you need to confront the fear, anxiety or guilt that has driven you to comply in the past with the manipulator's demands.
This requires a deep look within that may be achieved by working with a professional therapist. Exploring your own personal
feelings, why you react as you do, and how to use alternate responses may be a challenge, but the benefits are far-reaching
- and they may save your relationship, or at least prepare you for healthier relationships in the future. Finally, you might
label the manipulation for what it is. "When you threaten to leave me I feel afraid. If you would simply state your wishes
and show me respect, I would be more able to listen to what you want." In a calm voice and with direct eye contact, it
may be time to announce that the old manipulations have come to an end. "We both understand that you have a pattern of
playing on my fears, and now you know how I feel about that. Your way of threatening me is not going to work any longer."
In making these types of assertive statements, you are defining your boundaries. There is no need to make threats. Simply
state that you will not participate any longer in manipulations. Make it clear that by setting limits and enhancing your own

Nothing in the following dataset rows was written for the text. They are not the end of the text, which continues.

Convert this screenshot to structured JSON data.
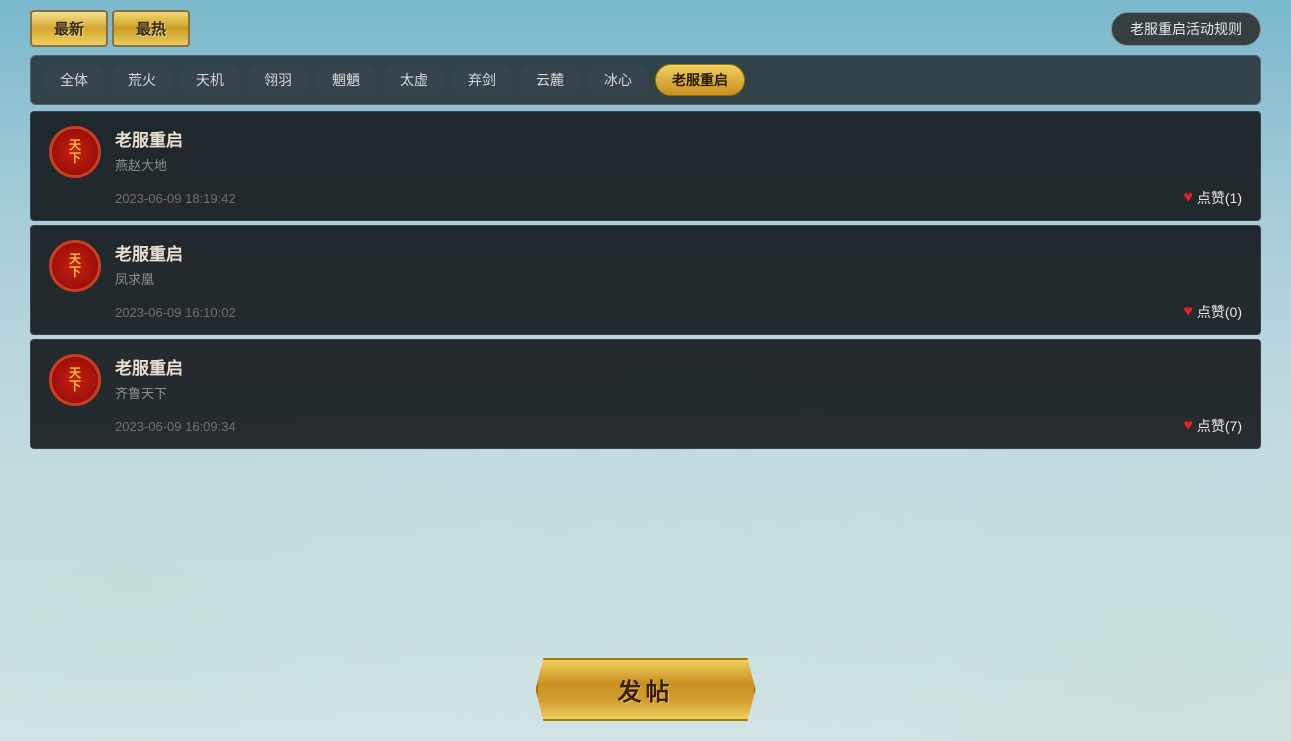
{
  "topbar": {
    "btn_newest": "最新",
    "btn_hottest": "最热",
    "rules_btn": "老服重启活动规则"
  },
  "categories": [
    {
      "id": "all",
      "label": "全体",
      "selected": false
    },
    {
      "id": "huohuo",
      "label": "荒火",
      "selected": false
    },
    {
      "id": "tianji",
      "label": "天机",
      "selected": false
    },
    {
      "id": "cuiyu",
      "label": "翎羽",
      "selected": false
    },
    {
      "id": "meimei",
      "label": "魍魉",
      "selected": false
    },
    {
      "id": "taixu",
      "label": "太虚",
      "selected": false
    },
    {
      "id": "pijian",
      "label": "弃剑",
      "selected": false
    },
    {
      "id": "yunlu",
      "label": "云麓",
      "selected": false
    },
    {
      "id": "bingxin",
      "label": "冰心",
      "selected": false
    },
    {
      "id": "laofuchongqi",
      "label": "老服重启",
      "selected": true
    }
  ],
  "posts": [
    {
      "id": 1,
      "avatar_line1": "天",
      "avatar_line2": "下",
      "title": "老服重启",
      "author": "燕赵大地",
      "time": "2023-06-09 18:19:42",
      "like_label": "点赞",
      "like_count": "(1)"
    },
    {
      "id": 2,
      "avatar_line1": "天",
      "avatar_line2": "下",
      "title": "老服重启",
      "author": "凤求凰",
      "time": "2023-06-09 16:10:02",
      "like_label": "点赞",
      "like_count": "(0)"
    },
    {
      "id": 3,
      "avatar_line1": "天",
      "avatar_line2": "下",
      "title": "老服重启",
      "author": "齐鲁天下",
      "time": "2023-06-09 16:09:34",
      "like_label": "点赞",
      "like_count": "(7)"
    }
  ],
  "post_button": {
    "label": "发帖"
  }
}
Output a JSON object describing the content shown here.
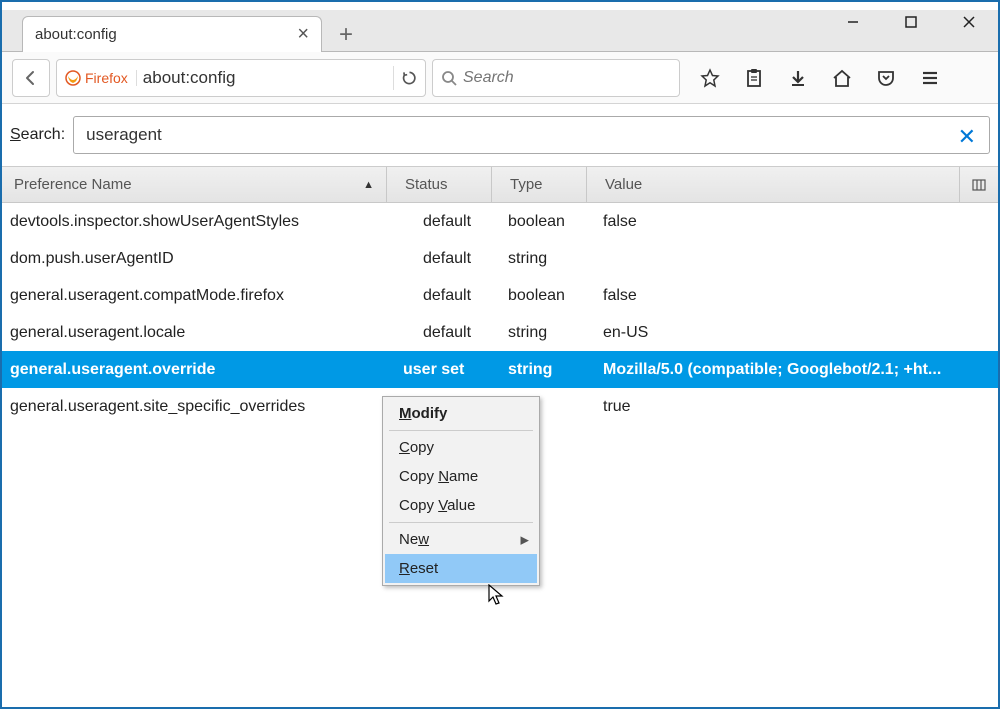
{
  "window": {
    "tab_title": "about:config"
  },
  "navbar": {
    "identity_text": "Firefox",
    "url": "about:config",
    "search_placeholder": "Search"
  },
  "config": {
    "search_label": "Search:",
    "search_value": "useragent",
    "columns": {
      "name": "Preference Name",
      "status": "Status",
      "type": "Type",
      "value": "Value"
    },
    "rows": [
      {
        "name": "devtools.inspector.showUserAgentStyles",
        "status": "default",
        "type": "boolean",
        "value": "false",
        "sel": false
      },
      {
        "name": "dom.push.userAgentID",
        "status": "default",
        "type": "string",
        "value": "",
        "sel": false
      },
      {
        "name": "general.useragent.compatMode.firefox",
        "status": "default",
        "type": "boolean",
        "value": "false",
        "sel": false
      },
      {
        "name": "general.useragent.locale",
        "status": "default",
        "type": "string",
        "value": "en-US",
        "sel": false
      },
      {
        "name": "general.useragent.override",
        "status": "user set",
        "type": "string",
        "value": "Mozilla/5.0 (compatible; Googlebot/2.1; +ht...",
        "sel": true
      },
      {
        "name": "general.useragent.site_specific_overrides",
        "status": "",
        "type": "ean",
        "value": "true",
        "sel": false
      }
    ]
  },
  "context_menu": {
    "modify": "Modify",
    "copy": "Copy",
    "copy_name": "Copy Name",
    "copy_value": "Copy Value",
    "new": "New",
    "reset": "Reset"
  }
}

personal integrity, you expect a better relationship in the future. Learning to assert yourself in the face of a manipulative
individual who feels threatened when not in control is a challenge, and doing this with the help of a professional therapist
Are You in a Manipulative Relationship?
Answer the following questions with a True or False.
_____ I sometimes feel confused about
what my partner really wants.
_____ I feel that my partner frequently takes advantage of my giving nature.
_____ Even when I do something that pleases my partner, the
positive feelings never last long.
_____ With my partner I feel that it's hard just to be myself or do what I really want.
_____ Around my partner, I feel taken
seem to work harder on this relationship than my partner does.
My partner has a very strong impact on what I think and feel.
_____ I sometimes feel that
I am trapped in my relationship and there is no way out.
_____ I don't feel as good about myself in my relationship as I once did.
_____ I feel that I need
my partner more than my partner needs me.
_____ No matter how much I have done, I feel that it's not good enough for my partner.
_____ I feel that my partner
does not understand who I really am.
There are twelve questions in this quiz. If you answered more than half of
them with True, you might want to consider exploring whether you are in a manipulative relationship.